Practice makes perfect

Anyone new to tracking/music; everything you make over the first year or two will almost definitely sound like garbage... if you think it sucks, then keep trying. Every musician has gone through this phase (unless you're one of those rediculously insane musicians that can grab hold of any instrument and crap out gold within 5 minutes). The best thing to do would be to listen to lots of different music and gain ideas, analyse other people's source files (ie. how do they sequence their drums? How to they structure their music? Try to do what they do etc.) and just keep at it if you feel like it.

Music theory, I found, does help speed things up a little in terms of understanding how music works, and it's nice to know exactly what you're doing. But there are several chipmusicians who claim to know nothing about music theory but make really good music so it's not essential. You can pick it up along the way

Oh yeah, and keep practicing.. well, that's my view anyway

Last edited by Fearofdark (Apr 13, 2012 12:39 am)


I don't have any musical background, except a tiny bit of guitar back in the day, so when I started LSDJ I was in the same boat as you (heck, I still am), but here is kinda what I did and I found that it helped out a lot:

- Like other people have pointed out, looking at other peoples .sav files is a great way to learn how to make certain sounds and how certain note progressions and the like are incorporated into a song.

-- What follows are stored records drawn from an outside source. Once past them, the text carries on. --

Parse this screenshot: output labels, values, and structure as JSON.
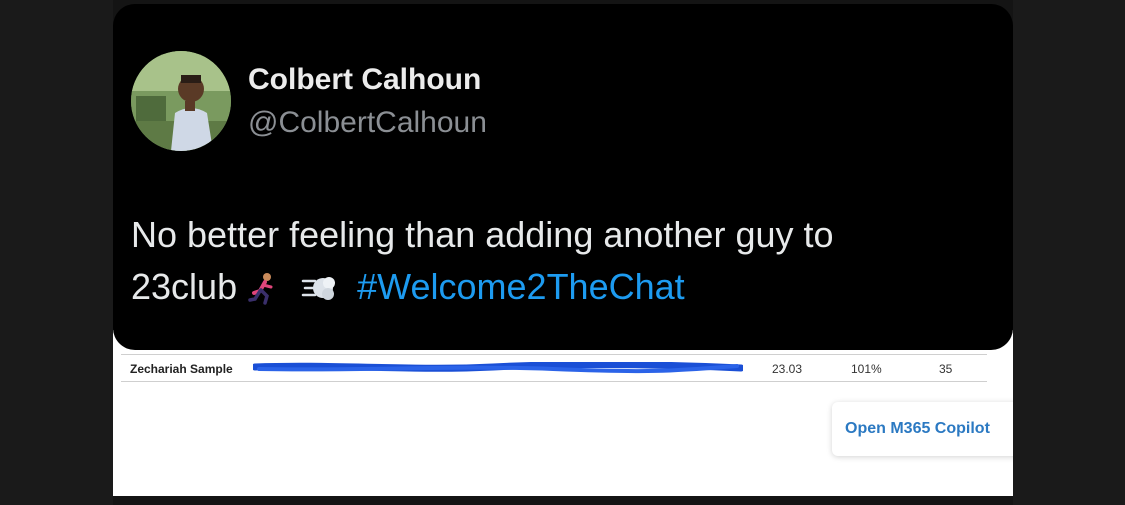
{
  "tweet": {
    "display_name": "Colbert Calhoun",
    "handle": "@ColbertCalhoun",
    "text_line1": "No better feeling than adding another guy to",
    "text_line2_prefix": "23club",
    "hashtag": "#Welcome2TheChat",
    "emojis": [
      "running-person-icon",
      "dash-icon"
    ],
    "hashtag_color": "#1d9bf0"
  },
  "sheet": {
    "row": {
      "name": "Zechariah Sample",
      "value1": "23.03",
      "value2": "101%",
      "value3": "35"
    }
  },
  "copilot": {
    "label": "Open M365 Copilot"
  }
}
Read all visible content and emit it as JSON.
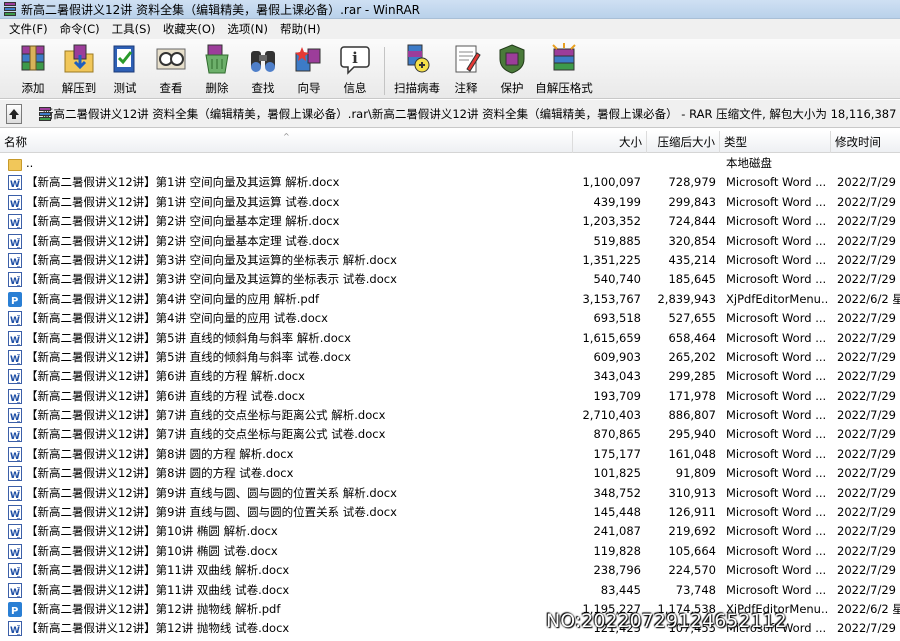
{
  "window": {
    "title": "新高二暑假讲义12讲 资料全集（编辑精美，暑假上课必备）.rar - WinRAR"
  },
  "menu": [
    "文件(F)",
    "命令(C)",
    "工具(S)",
    "收藏夹(O)",
    "选项(N)",
    "帮助(H)"
  ],
  "toolbar": [
    {
      "label": "添加",
      "icon": "add-archive-icon"
    },
    {
      "label": "解压到",
      "icon": "extract-to-icon"
    },
    {
      "label": "测试",
      "icon": "test-icon"
    },
    {
      "label": "查看",
      "icon": "view-icon"
    },
    {
      "label": "删除",
      "icon": "delete-icon"
    },
    {
      "label": "查找",
      "icon": "find-icon"
    },
    {
      "label": "向导",
      "icon": "wizard-icon"
    },
    {
      "label": "信息",
      "icon": "info-icon"
    },
    {
      "label": "扫描病毒",
      "icon": "virus-scan-icon"
    },
    {
      "label": "注释",
      "icon": "comment-icon"
    },
    {
      "label": "保护",
      "icon": "protect-icon"
    },
    {
      "label": "自解压格式",
      "icon": "sfx-icon"
    }
  ],
  "path": {
    "text": "新高二暑假讲义12讲 资料全集（编辑精美，暑假上课必备）.rar\\新高二暑假讲义12讲 资料全集（编辑精美，暑假上课必备） - RAR 压缩文件, 解包大小为 18,116,387 字节"
  },
  "columns": {
    "name": "名称",
    "size": "大小",
    "packed": "压缩后大小",
    "type": "类型",
    "modified": "修改时间"
  },
  "files": [
    {
      "name": "..",
      "size": "",
      "packed": "",
      "type": "本地磁盘",
      "modified": "",
      "kind": "folder"
    },
    {
      "name": "【新高二暑假讲义12讲】第1讲 空间向量及其运算 解析.docx",
      "size": "1,100,097",
      "packed": "728,979",
      "type": "Microsoft Word ...",
      "modified": "2022/7/29 星",
      "kind": "word"
    },
    {
      "name": "【新高二暑假讲义12讲】第1讲 空间向量及其运算 试卷.docx",
      "size": "439,199",
      "packed": "299,843",
      "type": "Microsoft Word ...",
      "modified": "2022/7/29 星",
      "kind": "word"
    },
    {
      "name": "【新高二暑假讲义12讲】第2讲 空间向量基本定理 解析.docx",
      "size": "1,203,352",
      "packed": "724,844",
      "type": "Microsoft Word ...",
      "modified": "2022/7/29 星",
      "kind": "word"
    },
    {
      "name": "【新高二暑假讲义12讲】第2讲 空间向量基本定理 试卷.docx",
      "size": "519,885",
      "packed": "320,854",
      "type": "Microsoft Word ...",
      "modified": "2022/7/29 星",
      "kind": "word"
    },
    {
      "name": "【新高二暑假讲义12讲】第3讲 空间向量及其运算的坐标表示 解析.docx",
      "size": "1,351,225",
      "packed": "435,214",
      "type": "Microsoft Word ...",
      "modified": "2022/7/29 星",
      "kind": "word"
    },
    {
      "name": "【新高二暑假讲义12讲】第3讲 空间向量及其运算的坐标表示 试卷.docx",
      "size": "540,740",
      "packed": "185,645",
      "type": "Microsoft Word ...",
      "modified": "2022/7/29 星",
      "kind": "word"
    },
    {
      "name": "【新高二暑假讲义12讲】第4讲 空间向量的应用 解析.pdf",
      "size": "3,153,767",
      "packed": "2,839,943",
      "type": "XjPdfEditorMenu...",
      "modified": "2022/6/2 星",
      "kind": "pdf"
    },
    {
      "name": "【新高二暑假讲义12讲】第4讲 空间向量的应用 试卷.docx",
      "size": "693,518",
      "packed": "527,655",
      "type": "Microsoft Word ...",
      "modified": "2022/7/29 星",
      "kind": "word"
    },
    {
      "name": "【新高二暑假讲义12讲】第5讲 直线的倾斜角与斜率 解析.docx",
      "size": "1,615,659",
      "packed": "658,464",
      "type": "Microsoft Word ...",
      "modified": "2022/7/29 星",
      "kind": "word"
    },
    {
      "name": "【新高二暑假讲义12讲】第5讲 直线的倾斜角与斜率 试卷.docx",
      "size": "609,903",
      "packed": "265,202",
      "type": "Microsoft Word ...",
      "modified": "2022/7/29 星",
      "kind": "word"
    },
    {
      "name": "【新高二暑假讲义12讲】第6讲 直线的方程 解析.docx",
      "size": "343,043",
      "packed": "299,285",
      "type": "Microsoft Word ...",
      "modified": "2022/7/29 星",
      "kind": "word"
    },
    {
      "name": "【新高二暑假讲义12讲】第6讲 直线的方程 试卷.docx",
      "size": "193,709",
      "packed": "171,978",
      "type": "Microsoft Word ...",
      "modified": "2022/7/29 星",
      "kind": "word"
    },
    {
      "name": "【新高二暑假讲义12讲】第7讲 直线的交点坐标与距离公式 解析.docx",
      "size": "2,710,403",
      "packed": "886,807",
      "type": "Microsoft Word ...",
      "modified": "2022/7/29 星",
      "kind": "word"
    },
    {
      "name": "【新高二暑假讲义12讲】第7讲 直线的交点坐标与距离公式 试卷.docx",
      "size": "870,865",
      "packed": "295,940",
      "type": "Microsoft Word ...",
      "modified": "2022/7/29 星",
      "kind": "word"
    },
    {
      "name": "【新高二暑假讲义12讲】第8讲 圆的方程 解析.docx",
      "size": "175,177",
      "packed": "161,048",
      "type": "Microsoft Word ...",
      "modified": "2022/7/29 星",
      "kind": "word"
    },
    {
      "name": "【新高二暑假讲义12讲】第8讲 圆的方程 试卷.docx",
      "size": "101,825",
      "packed": "91,809",
      "type": "Microsoft Word ...",
      "modified": "2022/7/29 星",
      "kind": "word"
    },
    {
      "name": "【新高二暑假讲义12讲】第9讲 直线与圆、圆与圆的位置关系 解析.docx",
      "size": "348,752",
      "packed": "310,913",
      "type": "Microsoft Word ...",
      "modified": "2022/7/29 星",
      "kind": "word"
    },
    {
      "name": "【新高二暑假讲义12讲】第9讲 直线与圆、圆与圆的位置关系 试卷.docx",
      "size": "145,448",
      "packed": "126,911",
      "type": "Microsoft Word ...",
      "modified": "2022/7/29 星",
      "kind": "word"
    },
    {
      "name": "【新高二暑假讲义12讲】第10讲 椭圆 解析.docx",
      "size": "241,087",
      "packed": "219,692",
      "type": "Microsoft Word ...",
      "modified": "2022/7/29 星",
      "kind": "word"
    },
    {
      "name": "【新高二暑假讲义12讲】第10讲 椭圆 试卷.docx",
      "size": "119,828",
      "packed": "105,664",
      "type": "Microsoft Word ...",
      "modified": "2022/7/29 星",
      "kind": "word"
    },
    {
      "name": "【新高二暑假讲义12讲】第11讲 双曲线 解析.docx",
      "size": "238,796",
      "packed": "224,570",
      "type": "Microsoft Word ...",
      "modified": "2022/7/29 星",
      "kind": "word"
    },
    {
      "name": "【新高二暑假讲义12讲】第11讲 双曲线 试卷.docx",
      "size": "83,445",
      "packed": "73,748",
      "type": "Microsoft Word ...",
      "modified": "2022/7/29 星",
      "kind": "word"
    },
    {
      "name": "【新高二暑假讲义12讲】第12讲 抛物线 解析.pdf",
      "size": "1,195,227",
      "packed": "1,174,538",
      "type": "XjPdfEditorMenu...",
      "modified": "2022/6/2 星",
      "kind": "pdf"
    },
    {
      "name": "【新高二暑假讲义12讲】第12讲 抛物线 试卷.docx",
      "size": "121,425",
      "packed": "107,455",
      "type": "Microsoft Word ...",
      "modified": "2022/7/29 星",
      "kind": "word"
    }
  ],
  "watermark": "NO:20220729124652112"
}
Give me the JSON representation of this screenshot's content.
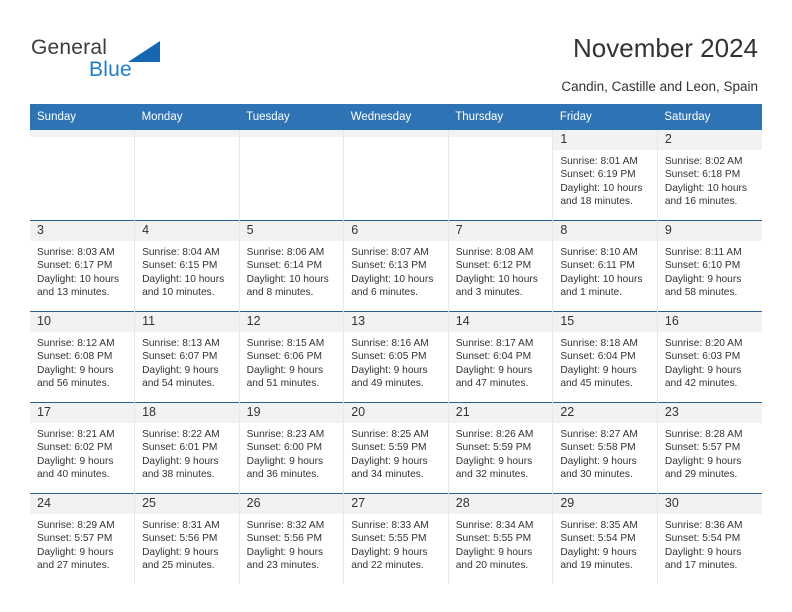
{
  "brand": {
    "name_part1": "General",
    "name_part2": "Blue",
    "logo_icon": "triangle-logo-icon",
    "accent_color": "#1767b0"
  },
  "header": {
    "title": "November 2024",
    "location": "Candin, Castille and Leon, Spain"
  },
  "calendar": {
    "header_bg": "#2e74b5",
    "daynum_bg": "#f2f2f2",
    "row_divider_color": "#2b5f8e",
    "weekdays": [
      "Sunday",
      "Monday",
      "Tuesday",
      "Wednesday",
      "Thursday",
      "Friday",
      "Saturday"
    ],
    "weeks": [
      [
        {
          "day": "",
          "empty": true
        },
        {
          "day": "",
          "empty": true
        },
        {
          "day": "",
          "empty": true
        },
        {
          "day": "",
          "empty": true
        },
        {
          "day": "",
          "empty": true
        },
        {
          "day": "1",
          "sunrise": "Sunrise: 8:01 AM",
          "sunset": "Sunset: 6:19 PM",
          "daylight_line1": "Daylight: 10 hours",
          "daylight_line2": "and 18 minutes."
        },
        {
          "day": "2",
          "sunrise": "Sunrise: 8:02 AM",
          "sunset": "Sunset: 6:18 PM",
          "daylight_line1": "Daylight: 10 hours",
          "daylight_line2": "and 16 minutes."
        }
      ],
      [
        {
          "day": "3",
          "sunrise": "Sunrise: 8:03 AM",
          "sunset": "Sunset: 6:17 PM",
          "daylight_line1": "Daylight: 10 hours",
          "daylight_line2": "and 13 minutes."
        },
        {
          "day": "4",
          "sunrise": "Sunrise: 8:04 AM",
          "sunset": "Sunset: 6:15 PM",
          "daylight_line1": "Daylight: 10 hours",
          "daylight_line2": "and 10 minutes."
        },
        {
          "day": "5",
          "sunrise": "Sunrise: 8:06 AM",
          "sunset": "Sunset: 6:14 PM",
          "daylight_line1": "Daylight: 10 hours",
          "daylight_line2": "and 8 minutes."
        },
        {
          "day": "6",
          "sunrise": "Sunrise: 8:07 AM",
          "sunset": "Sunset: 6:13 PM",
          "daylight_line1": "Daylight: 10 hours",
          "daylight_line2": "and 6 minutes."
        },
        {
          "day": "7",
          "sunrise": "Sunrise: 8:08 AM",
          "sunset": "Sunset: 6:12 PM",
          "daylight_line1": "Daylight: 10 hours",
          "daylight_line2": "and 3 minutes."
        },
        {
          "day": "8",
          "sunrise": "Sunrise: 8:10 AM",
          "sunset": "Sunset: 6:11 PM",
          "daylight_line1": "Daylight: 10 hours",
          "daylight_line2": "and 1 minute."
        },
        {
          "day": "9",
          "sunrise": "Sunrise: 8:11 AM",
          "sunset": "Sunset: 6:10 PM",
          "daylight_line1": "Daylight: 9 hours",
          "daylight_line2": "and 58 minutes."
        }
      ],
      [
        {
          "day": "10",
          "sunrise": "Sunrise: 8:12 AM",
          "sunset": "Sunset: 6:08 PM",
          "daylight_line1": "Daylight: 9 hours",
          "daylight_line2": "and 56 minutes."
        },
        {
          "day": "11",
          "sunrise": "Sunrise: 8:13 AM",
          "sunset": "Sunset: 6:07 PM",
          "daylight_line1": "Daylight: 9 hours",
          "daylight_line2": "and 54 minutes."
        },
        {
          "day": "12",
          "sunrise": "Sunrise: 8:15 AM",
          "sunset": "Sunset: 6:06 PM",
          "daylight_line1": "Daylight: 9 hours",
          "daylight_line2": "and 51 minutes."
        },
        {
          "day": "13",
          "sunrise": "Sunrise: 8:16 AM",
          "sunset": "Sunset: 6:05 PM",
          "daylight_line1": "Daylight: 9 hours",
          "daylight_line2": "and 49 minutes."
        },
        {
          "day": "14",
          "sunrise": "Sunrise: 8:17 AM",
          "sunset": "Sunset: 6:04 PM",
          "daylight_line1": "Daylight: 9 hours",
          "daylight_line2": "and 47 minutes."
        },
        {
          "day": "15",
          "sunrise": "Sunrise: 8:18 AM",
          "sunset": "Sunset: 6:04 PM",
          "daylight_line1": "Daylight: 9 hours",
          "daylight_line2": "and 45 minutes."
        },
        {
          "day": "16",
          "sunrise": "Sunrise: 8:20 AM",
          "sunset": "Sunset: 6:03 PM",
          "daylight_line1": "Daylight: 9 hours",
          "daylight_line2": "and 42 minutes."
        }
      ],
      [
        {
          "day": "17",
          "sunrise": "Sunrise: 8:21 AM",
          "sunset": "Sunset: 6:02 PM",
          "daylight_line1": "Daylight: 9 hours",
          "daylight_line2": "and 40 minutes."
        },
        {
          "day": "18",
          "sunrise": "Sunrise: 8:22 AM",
          "sunset": "Sunset: 6:01 PM",
          "daylight_line1": "Daylight: 9 hours",
          "daylight_line2": "and 38 minutes."
        },
        {
          "day": "19",
          "sunrise": "Sunrise: 8:23 AM",
          "sunset": "Sunset: 6:00 PM",
          "daylight_line1": "Daylight: 9 hours",
          "daylight_line2": "and 36 minutes."
        },
        {
          "day": "20",
          "sunrise": "Sunrise: 8:25 AM",
          "sunset": "Sunset: 5:59 PM",
          "daylight_line1": "Daylight: 9 hours",
          "daylight_line2": "and 34 minutes."
        },
        {
          "day": "21",
          "sunrise": "Sunrise: 8:26 AM",
          "sunset": "Sunset: 5:59 PM",
          "daylight_line1": "Daylight: 9 hours",
          "daylight_line2": "and 32 minutes."
        },
        {
          "day": "22",
          "sunrise": "Sunrise: 8:27 AM",
          "sunset": "Sunset: 5:58 PM",
          "daylight_line1": "Daylight: 9 hours",
          "daylight_line2": "and 30 minutes."
        },
        {
          "day": "23",
          "sunrise": "Sunrise: 8:28 AM",
          "sunset": "Sunset: 5:57 PM",
          "daylight_line1": "Daylight: 9 hours",
          "daylight_line2": "and 29 minutes."
        }
      ],
      [
        {
          "day": "24",
          "sunrise": "Sunrise: 8:29 AM",
          "sunset": "Sunset: 5:57 PM",
          "daylight_line1": "Daylight: 9 hours",
          "daylight_line2": "and 27 minutes."
        },
        {
          "day": "25",
          "sunrise": "Sunrise: 8:31 AM",
          "sunset": "Sunset: 5:56 PM",
          "daylight_line1": "Daylight: 9 hours",
          "daylight_line2": "and 25 minutes."
        },
        {
          "day": "26",
          "sunrise": "Sunrise: 8:32 AM",
          "sunset": "Sunset: 5:56 PM",
          "daylight_line1": "Daylight: 9 hours",
          "daylight_line2": "and 23 minutes."
        },
        {
          "day": "27",
          "sunrise": "Sunrise: 8:33 AM",
          "sunset": "Sunset: 5:55 PM",
          "daylight_line1": "Daylight: 9 hours",
          "daylight_line2": "and 22 minutes."
        },
        {
          "day": "28",
          "sunrise": "Sunrise: 8:34 AM",
          "sunset": "Sunset: 5:55 PM",
          "daylight_line1": "Daylight: 9 hours",
          "daylight_line2": "and 20 minutes."
        },
        {
          "day": "29",
          "sunrise": "Sunrise: 8:35 AM",
          "sunset": "Sunset: 5:54 PM",
          "daylight_line1": "Daylight: 9 hours",
          "daylight_line2": "and 19 minutes."
        },
        {
          "day": "30",
          "sunrise": "Sunrise: 8:36 AM",
          "sunset": "Sunset: 5:54 PM",
          "daylight_line1": "Daylight: 9 hours",
          "daylight_line2": "and 17 minutes."
        }
      ]
    ]
  }
}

- I'm not sure if this has been pointed out, but I strongly suggest you read the full LSDJ manual, and keep a copy close at hand for reference. I don't know how many times I have looked up commands in mine to refresh my memory and it is a good idea to know what all the commands do and how the program works so that you can partially understand how the sounds are being made and have more control over them.

- Again I think this was already pointed out, but watch lots of youtube tutorial videos and there quite a few tutorials on the web if you just do a quick google search.

- More than anything else though you just have to keep working on stuff: try new settings for instruments, change your not progressions around, play with panning, chords, etc. Just make stuff that you think sounds good.

I'm sure I've just re-hashed a bunch of stuff in this thread but it was a tl;dr moment, but I would say overall just keep plugging away and just do whatever works for you and that you like the sound of